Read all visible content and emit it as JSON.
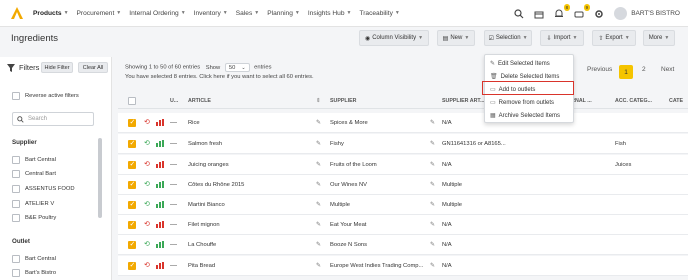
{
  "topbar": {
    "nav": [
      {
        "label": "Products",
        "active": true
      },
      {
        "label": "Procurement",
        "active": false
      },
      {
        "label": "Internal Ordering",
        "active": false
      },
      {
        "label": "Inventory",
        "active": false
      },
      {
        "label": "Sales",
        "active": false
      },
      {
        "label": "Planning",
        "active": false
      },
      {
        "label": "Insights Hub",
        "active": false
      },
      {
        "label": "Traceability",
        "active": false
      }
    ],
    "badges": {
      "store": "8",
      "cart": "9"
    },
    "user_name": "BART'S BISTRO"
  },
  "page_title": "Ingredients",
  "toolbar": {
    "column_visibility": "Column Visibility",
    "new": "New",
    "selection": "Selection",
    "import": "Import",
    "export": "Export",
    "more": "More"
  },
  "selection_menu": {
    "items": [
      "Edit Selected Items",
      "Delete Selected Items",
      "Add to outlets",
      "Remove from outlets",
      "Archive Selected Items"
    ]
  },
  "filters": {
    "title": "Filters",
    "hide_filter": "Hide Filter",
    "clear_all": "Clear All",
    "reverse_active": "Reverse active filters",
    "search_placeholder": "Search",
    "supplier_title": "Supplier",
    "suppliers": [
      "Bart Central",
      "Central Bart",
      "ASSENTUS FOOD",
      "ATELIER V",
      "B&E Poultry"
    ],
    "outlet_title": "Outlet",
    "outlets": [
      "Bart Central",
      "Bart's Bistro"
    ]
  },
  "info": {
    "showing": "Showing 1 to 50 of 60 entries",
    "show_label": "Show",
    "page_size": "50",
    "entries_label": "entries",
    "selected_text": "You have selected 8 entries. Click here if you want to select all 60 entries."
  },
  "pager": {
    "previous": "Previous",
    "current": "1",
    "page2": "2",
    "next": "Next"
  },
  "table": {
    "headers": {
      "u": "U...",
      "article": "ARTICLE",
      "supplier": "SUPPLIER",
      "supplier_art": "SUPPLIER ART...",
      "external": "...TERNAL ...",
      "acc_cat": "ACC. CATEG...",
      "cat": "CATE"
    },
    "rows": [
      {
        "article": "Rice",
        "supplier": "Spices & More",
        "supplier_art": "N/A",
        "acc_cat": "",
        "bar_color": "#d9342b"
      },
      {
        "article": "Salmon fresh",
        "supplier": "Fishy",
        "supplier_art": "GN11641316 or A8165...",
        "acc_cat": "Fish",
        "bar_color": "#3aa856"
      },
      {
        "article": "Juicing oranges",
        "supplier": "Fruits of the Loom",
        "supplier_art": "N/A",
        "acc_cat": "Juices",
        "bar_color": "#d9342b"
      },
      {
        "article": "Côtes du Rhône 2015",
        "supplier": "Our Wines NV",
        "supplier_art": "Multiple",
        "acc_cat": "",
        "bar_color": "#3aa856"
      },
      {
        "article": "Martini Bianco",
        "supplier": "Multiple",
        "supplier_art": "Multiple",
        "acc_cat": "",
        "bar_color": "#3aa856"
      },
      {
        "article": "Filet mignon",
        "supplier": "Eat Your Meat",
        "supplier_art": "N/A",
        "acc_cat": "",
        "bar_color": "#d9342b"
      },
      {
        "article": "La Chouffe",
        "supplier": "Booze N Sons",
        "supplier_art": "N/A",
        "acc_cat": "",
        "bar_color": "#3aa856"
      },
      {
        "article": "Pita Bread",
        "supplier": "Europe West Indies Trading Comp...",
        "supplier_art": "N/A",
        "acc_cat": "",
        "bar_color": "#d9342b"
      }
    ]
  },
  "colors": {
    "accent": "#f5c400",
    "checkbox": "#f2a900",
    "highlight": "#d9342b"
  }
}
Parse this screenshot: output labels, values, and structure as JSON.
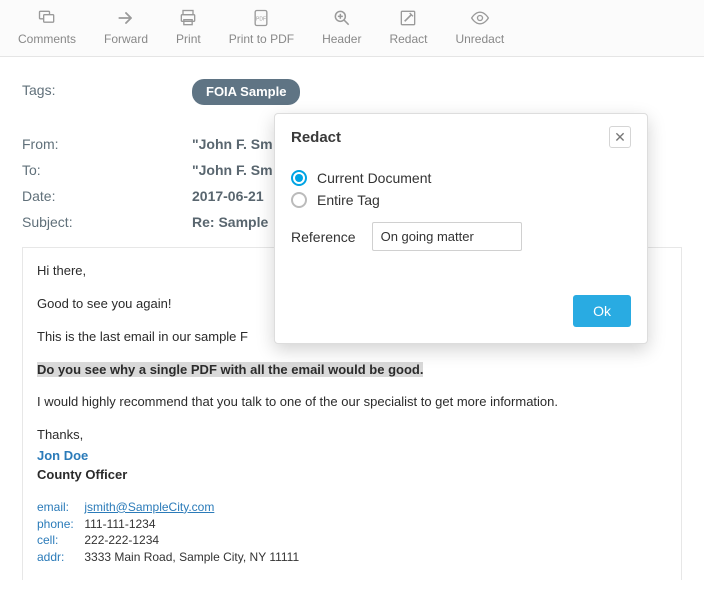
{
  "toolbar": {
    "items": [
      {
        "label": "Comments",
        "icon": "comments"
      },
      {
        "label": "Forward",
        "icon": "forward"
      },
      {
        "label": "Print",
        "icon": "print"
      },
      {
        "label": "Print to PDF",
        "icon": "print-pdf"
      },
      {
        "label": "Header",
        "icon": "header"
      },
      {
        "label": "Redact",
        "icon": "redact"
      },
      {
        "label": "Unredact",
        "icon": "unredact"
      }
    ]
  },
  "meta": {
    "tags_label": "Tags:",
    "tag": "FOIA Sample",
    "from_label": "From:",
    "from_value": "\"John F. Sm",
    "to_label": "To:",
    "to_value": "\"John F. Sm",
    "date_label": "Date:",
    "date_value": "2017-06-21",
    "subject_label": "Subject:",
    "subject_value": "Re: Sample"
  },
  "body": {
    "p1": "Hi there,",
    "p2": "Good to see you again!",
    "p3_prefix": "This is the last email in our sample F",
    "p4": "Do you see why a single PDF with all the email would be good.",
    "p5": "I would highly recommend that you talk to one of the our specialist to get more information.",
    "p6": "Thanks,",
    "sig_name": "Jon Doe",
    "sig_title": "County Officer",
    "contacts": {
      "email_k": "email:",
      "email_v": "jsmith@SampleCity.com",
      "phone_k": "phone:",
      "phone_v": "111-111-1234",
      "cell_k": "cell:",
      "cell_v": "222-222-1234",
      "addr_k": "addr:",
      "addr_v": "3333 Main Road, Sample City, NY 11111"
    }
  },
  "dialog": {
    "title": "Redact",
    "close": "✕",
    "opt1": "Current Document",
    "opt2": "Entire Tag",
    "ref_label": "Reference",
    "ref_value": "On going matter",
    "ok": "Ok"
  }
}
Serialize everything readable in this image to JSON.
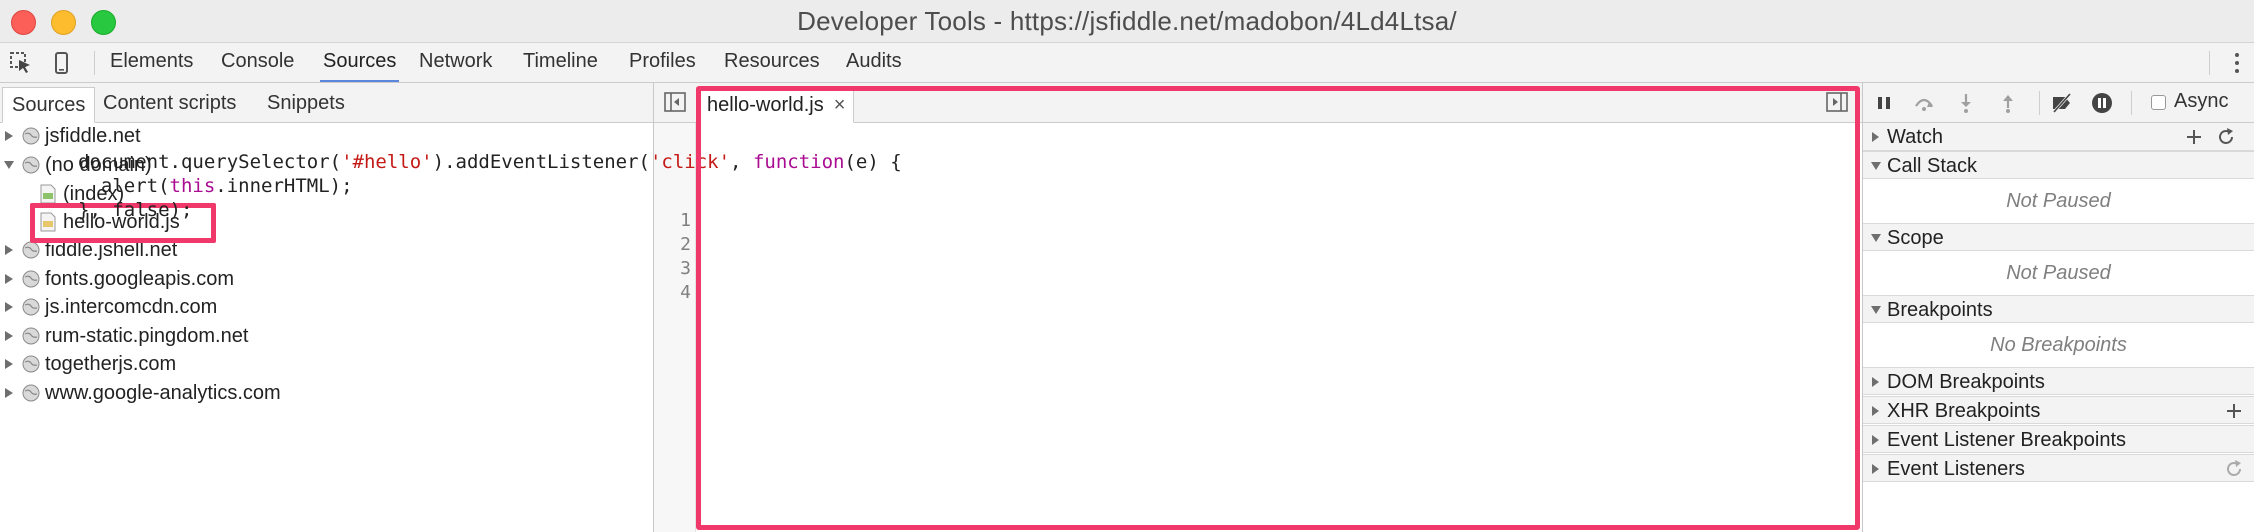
{
  "window": {
    "title": "Developer Tools - https://jsfiddle.net/madobon/4Ld4Ltsa/"
  },
  "toolbar": {
    "icons": [
      "inspect-element-icon",
      "device-mode-icon",
      "more-options-icon"
    ],
    "tabs": [
      {
        "label": "Elements"
      },
      {
        "label": "Console"
      },
      {
        "label": "Sources"
      },
      {
        "label": "Network"
      },
      {
        "label": "Timeline"
      },
      {
        "label": "Profiles"
      },
      {
        "label": "Resources"
      },
      {
        "label": "Audits"
      }
    ],
    "active_tab": "Sources"
  },
  "navigator": {
    "tabs": [
      {
        "label": "Sources"
      },
      {
        "label": "Content scripts"
      },
      {
        "label": "Snippets"
      }
    ],
    "tree": [
      {
        "label": "jsfiddle.net",
        "icon": "globe-icon",
        "expanded": false
      },
      {
        "label": "(no domain)",
        "icon": "globe-icon",
        "expanded": true
      },
      {
        "label": "(index)",
        "icon": "html-file-icon"
      },
      {
        "label": "hello-world.js",
        "icon": "js-file-icon",
        "selected": true
      },
      {
        "label": "fiddle.jshell.net",
        "icon": "globe-icon",
        "expanded": false
      },
      {
        "label": "fonts.googleapis.com",
        "icon": "globe-icon",
        "expanded": false
      },
      {
        "label": "js.intercomcdn.com",
        "icon": "globe-icon",
        "expanded": false
      },
      {
        "label": "rum-static.pingdom.net",
        "icon": "globe-icon",
        "expanded": false
      },
      {
        "label": "togetherjs.com",
        "icon": "globe-icon",
        "expanded": false
      },
      {
        "label": "www.google-analytics.com",
        "icon": "globe-icon",
        "expanded": false
      }
    ]
  },
  "editor": {
    "file_tab": {
      "label": "hello-world.js",
      "close": "×"
    },
    "line_numbers": [
      "1",
      "2",
      "3",
      "4"
    ],
    "code": {
      "l1_a": "document.querySelector(",
      "l1_str1": "'#hello'",
      "l1_b": ").addEventListener(",
      "l1_str2": "'click'",
      "l1_c": ", ",
      "l1_kw": "function",
      "l1_d": "(e) {",
      "l2_a": "  alert(",
      "l2_kw": "this",
      "l2_b": ".innerHTML);",
      "l3": "}, false);"
    }
  },
  "debugger": {
    "async_label": "Async",
    "panes": {
      "watch": "Watch",
      "call_stack": "Call Stack",
      "call_stack_body": "Not Paused",
      "scope": "Scope",
      "scope_body": "Not Paused",
      "breakpoints": "Breakpoints",
      "breakpoints_body": "No Breakpoints",
      "dom_breakpoints": "DOM Breakpoints",
      "xhr_breakpoints": "XHR Breakpoints",
      "event_listener_breakpoints": "Event Listener Breakpoints",
      "event_listeners": "Event Listeners"
    }
  },
  "colors": {
    "highlight": "#f0386a",
    "active_tab_underline": "#5a87dc",
    "string": "#c41a16",
    "keyword": "#aa0d91"
  }
}
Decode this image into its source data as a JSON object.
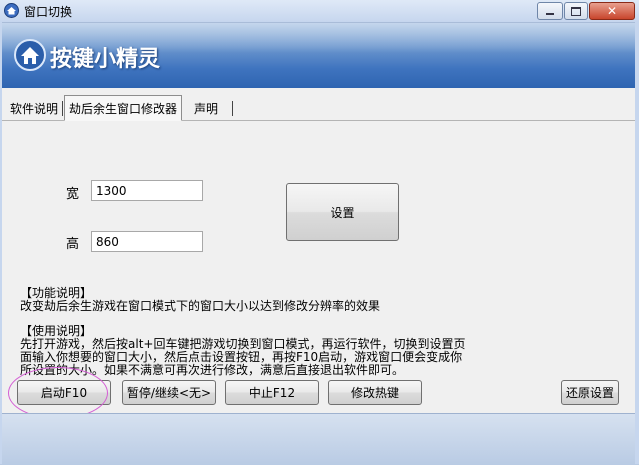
{
  "window": {
    "title": "窗口切换"
  },
  "banner": {
    "logo_text": "按键小精灵"
  },
  "tabs": [
    {
      "label": "软件说明"
    },
    {
      "label": "劫后余生窗口修改器"
    },
    {
      "label": "声明"
    }
  ],
  "form": {
    "width_label": "宽",
    "width_value": "1300",
    "height_label": "高",
    "height_value": "860",
    "set_button": "设置"
  },
  "description": {
    "function_heading": "【功能说明】",
    "function_text": "改变劫后余生游戏在窗口模式下的窗口大小以达到修改分辨率的效果",
    "usage_heading": "【使用说明】",
    "usage_lines": [
      "先打开游戏，然后按alt+回车键把游戏切换到窗口模式，再运行软件，切换到设置页",
      "面输入你想要的窗口大小，然后点击设置按钮，再按F10启动，游戏窗口便会变成你",
      "所设置的大小。如果不满意可再次进行修改，满意后直接退出软件即可。"
    ]
  },
  "buttons": {
    "start": "启动F10",
    "pause": "暂停/继续<无>",
    "stop": "中止F12",
    "hotkey": "修改热键",
    "restore": "还原设置"
  },
  "colors": {
    "banner": "#3f74bf",
    "highlight_ellipse": "#d45fd4"
  }
}
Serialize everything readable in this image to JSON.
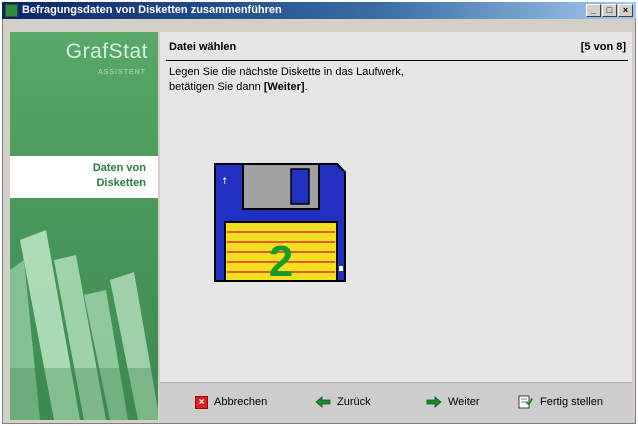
{
  "window": {
    "title": "Befragungsdaten von Disketten zusammenführen"
  },
  "titlebar_buttons": {
    "minimize": "_",
    "maximize": "□",
    "close": "×"
  },
  "sidebar": {
    "brand": "GrafStat",
    "subtitle": "ASSISTENT",
    "step_line1": "Daten von",
    "step_line2": "Disketten"
  },
  "header": {
    "title": "Datei wählen",
    "step": "[5 von 8]"
  },
  "instruction": {
    "line1": "Legen Sie die nächste Diskette in das Laufwerk,",
    "line2_prefix": "betätigen Sie dann ",
    "line2_bold": "[Weiter]",
    "line2_suffix": "."
  },
  "disk": {
    "number": "2"
  },
  "buttons": {
    "cancel": "Abbrechen",
    "back": "Zurück",
    "next": "Weiter",
    "finish": "Fertig stellen"
  },
  "icons": {
    "cancel": "x-icon",
    "back": "arrow-left-icon",
    "next": "arrow-right-icon",
    "finish": "document-check-icon"
  },
  "colors": {
    "brand_green": "#4a9a5c",
    "disk_blue": "#2030c0",
    "disk_label": "#f5e020",
    "disk_number": "#1a9a2a"
  }
}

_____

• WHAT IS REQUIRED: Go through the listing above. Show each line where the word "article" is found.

• WRITTEN ANSWER:
      "article": "ARTICLE",
        "article": "Rice",
        "article": "Salmon fresh",
        "article": "Juicing oranges",
        "article": "Côtes du Rhône 2015",
        "article": "Martini Bianco",
        "article": "Filet mignon",
        "article": "La Chouffe",
        "article": "Pita Bread",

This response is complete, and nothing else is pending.